▶ _WORK INSTRUCTION_
Would you copy all lines in the data that contain the word "Center"?

▶ _INPUT FOR THIS TASK_

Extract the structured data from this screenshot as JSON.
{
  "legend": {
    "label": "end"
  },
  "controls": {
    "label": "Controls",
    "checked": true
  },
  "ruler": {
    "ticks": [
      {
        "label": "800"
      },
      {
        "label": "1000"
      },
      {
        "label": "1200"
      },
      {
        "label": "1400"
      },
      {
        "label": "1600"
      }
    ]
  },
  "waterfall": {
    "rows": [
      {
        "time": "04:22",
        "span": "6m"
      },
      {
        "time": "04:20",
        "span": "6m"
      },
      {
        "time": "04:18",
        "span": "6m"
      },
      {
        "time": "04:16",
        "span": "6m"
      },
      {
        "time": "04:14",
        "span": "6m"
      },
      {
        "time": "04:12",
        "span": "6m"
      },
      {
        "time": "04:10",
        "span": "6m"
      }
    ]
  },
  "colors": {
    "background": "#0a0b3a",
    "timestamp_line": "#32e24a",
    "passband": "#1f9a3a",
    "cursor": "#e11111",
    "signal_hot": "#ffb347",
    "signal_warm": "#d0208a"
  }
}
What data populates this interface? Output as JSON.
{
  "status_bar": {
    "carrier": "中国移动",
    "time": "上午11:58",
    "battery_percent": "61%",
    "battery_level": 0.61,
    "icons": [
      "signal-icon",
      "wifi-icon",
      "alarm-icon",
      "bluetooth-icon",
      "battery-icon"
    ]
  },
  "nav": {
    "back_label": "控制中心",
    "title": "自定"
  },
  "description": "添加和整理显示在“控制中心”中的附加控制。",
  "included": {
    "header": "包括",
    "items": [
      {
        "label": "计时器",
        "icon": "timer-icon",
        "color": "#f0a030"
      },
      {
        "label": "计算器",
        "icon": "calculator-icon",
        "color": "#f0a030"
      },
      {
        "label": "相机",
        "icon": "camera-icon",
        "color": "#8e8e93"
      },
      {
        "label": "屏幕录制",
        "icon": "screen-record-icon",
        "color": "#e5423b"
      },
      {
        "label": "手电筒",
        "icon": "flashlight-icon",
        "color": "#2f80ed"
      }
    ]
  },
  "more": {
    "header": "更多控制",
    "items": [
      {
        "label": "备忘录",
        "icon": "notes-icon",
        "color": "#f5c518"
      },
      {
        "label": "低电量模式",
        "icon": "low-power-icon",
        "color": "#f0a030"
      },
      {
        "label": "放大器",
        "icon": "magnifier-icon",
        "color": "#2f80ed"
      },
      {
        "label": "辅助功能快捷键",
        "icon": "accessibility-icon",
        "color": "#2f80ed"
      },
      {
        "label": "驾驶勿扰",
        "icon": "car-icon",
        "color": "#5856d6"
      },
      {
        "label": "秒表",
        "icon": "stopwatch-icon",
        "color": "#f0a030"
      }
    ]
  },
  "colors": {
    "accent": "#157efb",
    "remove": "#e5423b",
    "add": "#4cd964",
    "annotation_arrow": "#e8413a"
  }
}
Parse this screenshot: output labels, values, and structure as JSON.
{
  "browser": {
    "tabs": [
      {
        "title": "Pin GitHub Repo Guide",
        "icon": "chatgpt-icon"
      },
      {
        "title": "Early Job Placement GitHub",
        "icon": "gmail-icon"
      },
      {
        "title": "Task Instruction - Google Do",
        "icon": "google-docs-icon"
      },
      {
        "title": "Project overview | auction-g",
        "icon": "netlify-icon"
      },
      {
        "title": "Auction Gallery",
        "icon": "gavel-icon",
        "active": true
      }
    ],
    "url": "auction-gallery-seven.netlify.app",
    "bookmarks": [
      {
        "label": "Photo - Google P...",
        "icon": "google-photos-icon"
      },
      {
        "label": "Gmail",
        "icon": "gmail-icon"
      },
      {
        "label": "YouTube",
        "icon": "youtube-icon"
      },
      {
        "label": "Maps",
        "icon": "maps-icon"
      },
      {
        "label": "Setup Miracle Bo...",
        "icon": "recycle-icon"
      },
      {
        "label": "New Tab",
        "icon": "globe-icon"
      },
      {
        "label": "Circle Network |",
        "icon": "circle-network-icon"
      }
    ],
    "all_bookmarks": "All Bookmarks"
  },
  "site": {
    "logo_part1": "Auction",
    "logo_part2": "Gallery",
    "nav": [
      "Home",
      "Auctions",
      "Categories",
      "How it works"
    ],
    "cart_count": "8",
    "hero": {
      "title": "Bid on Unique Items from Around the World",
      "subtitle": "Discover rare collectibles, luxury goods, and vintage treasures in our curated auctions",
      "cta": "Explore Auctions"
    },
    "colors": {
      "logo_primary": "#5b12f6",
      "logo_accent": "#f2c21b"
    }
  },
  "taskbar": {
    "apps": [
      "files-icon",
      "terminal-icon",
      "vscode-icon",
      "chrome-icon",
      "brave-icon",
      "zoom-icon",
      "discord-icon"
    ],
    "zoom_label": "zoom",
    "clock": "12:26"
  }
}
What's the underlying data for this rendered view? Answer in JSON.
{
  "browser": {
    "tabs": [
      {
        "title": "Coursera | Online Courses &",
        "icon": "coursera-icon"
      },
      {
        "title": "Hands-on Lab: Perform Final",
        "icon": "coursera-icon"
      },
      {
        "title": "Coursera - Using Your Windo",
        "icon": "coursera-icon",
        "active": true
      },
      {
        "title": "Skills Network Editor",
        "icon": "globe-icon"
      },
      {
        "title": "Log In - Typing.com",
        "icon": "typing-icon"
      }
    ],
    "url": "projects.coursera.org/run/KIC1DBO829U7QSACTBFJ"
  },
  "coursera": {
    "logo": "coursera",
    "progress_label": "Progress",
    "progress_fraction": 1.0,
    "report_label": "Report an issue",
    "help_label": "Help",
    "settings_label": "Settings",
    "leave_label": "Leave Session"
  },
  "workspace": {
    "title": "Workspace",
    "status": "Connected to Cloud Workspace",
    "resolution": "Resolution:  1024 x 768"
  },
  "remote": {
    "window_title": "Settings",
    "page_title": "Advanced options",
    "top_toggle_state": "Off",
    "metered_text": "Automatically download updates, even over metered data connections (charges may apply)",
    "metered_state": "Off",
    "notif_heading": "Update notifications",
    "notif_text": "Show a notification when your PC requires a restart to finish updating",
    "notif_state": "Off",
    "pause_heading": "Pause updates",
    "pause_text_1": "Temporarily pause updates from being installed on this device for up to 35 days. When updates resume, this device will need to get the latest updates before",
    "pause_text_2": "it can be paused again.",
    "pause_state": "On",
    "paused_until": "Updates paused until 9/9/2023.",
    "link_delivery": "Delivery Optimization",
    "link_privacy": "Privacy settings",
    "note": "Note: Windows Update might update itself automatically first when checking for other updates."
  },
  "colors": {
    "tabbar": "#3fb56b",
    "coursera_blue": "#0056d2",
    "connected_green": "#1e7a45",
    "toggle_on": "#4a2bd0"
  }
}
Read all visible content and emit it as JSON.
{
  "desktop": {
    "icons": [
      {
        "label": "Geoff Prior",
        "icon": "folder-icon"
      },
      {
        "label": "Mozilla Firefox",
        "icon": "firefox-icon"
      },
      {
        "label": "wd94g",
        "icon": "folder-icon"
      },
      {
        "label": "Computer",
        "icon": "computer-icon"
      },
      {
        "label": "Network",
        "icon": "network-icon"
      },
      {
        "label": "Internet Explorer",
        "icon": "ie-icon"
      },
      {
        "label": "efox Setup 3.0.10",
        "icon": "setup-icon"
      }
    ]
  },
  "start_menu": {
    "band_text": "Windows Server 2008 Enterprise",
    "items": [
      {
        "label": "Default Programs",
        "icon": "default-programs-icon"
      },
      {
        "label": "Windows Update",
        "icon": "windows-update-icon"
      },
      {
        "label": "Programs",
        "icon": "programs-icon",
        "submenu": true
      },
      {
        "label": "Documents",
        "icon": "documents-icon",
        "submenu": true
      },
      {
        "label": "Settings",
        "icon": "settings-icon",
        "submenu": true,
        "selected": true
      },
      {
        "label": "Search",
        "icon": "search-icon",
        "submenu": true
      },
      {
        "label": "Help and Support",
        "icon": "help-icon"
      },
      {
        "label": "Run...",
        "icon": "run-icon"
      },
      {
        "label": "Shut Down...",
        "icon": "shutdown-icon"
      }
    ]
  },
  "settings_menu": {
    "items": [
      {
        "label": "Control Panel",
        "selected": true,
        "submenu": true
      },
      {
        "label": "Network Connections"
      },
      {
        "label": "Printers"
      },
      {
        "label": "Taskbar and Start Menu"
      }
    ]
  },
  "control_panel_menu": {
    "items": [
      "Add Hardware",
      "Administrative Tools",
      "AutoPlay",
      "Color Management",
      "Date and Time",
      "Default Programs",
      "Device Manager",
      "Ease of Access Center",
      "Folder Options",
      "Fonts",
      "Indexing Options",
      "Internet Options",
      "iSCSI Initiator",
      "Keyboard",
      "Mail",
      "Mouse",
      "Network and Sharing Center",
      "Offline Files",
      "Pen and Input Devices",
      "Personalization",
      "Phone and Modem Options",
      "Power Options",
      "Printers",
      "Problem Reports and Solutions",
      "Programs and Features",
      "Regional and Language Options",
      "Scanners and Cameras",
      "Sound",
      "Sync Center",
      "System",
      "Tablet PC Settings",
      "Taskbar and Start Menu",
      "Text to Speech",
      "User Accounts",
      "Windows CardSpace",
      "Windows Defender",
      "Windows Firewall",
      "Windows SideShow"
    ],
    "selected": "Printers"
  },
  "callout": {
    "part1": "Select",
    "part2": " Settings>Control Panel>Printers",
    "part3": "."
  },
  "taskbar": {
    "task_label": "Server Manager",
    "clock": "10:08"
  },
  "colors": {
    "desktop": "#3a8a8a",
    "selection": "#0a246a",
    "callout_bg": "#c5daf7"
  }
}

▶ _ANSWER BOX_
      "Ease of Access Center",
      "Network and Sharing Center",
      "Sync Center",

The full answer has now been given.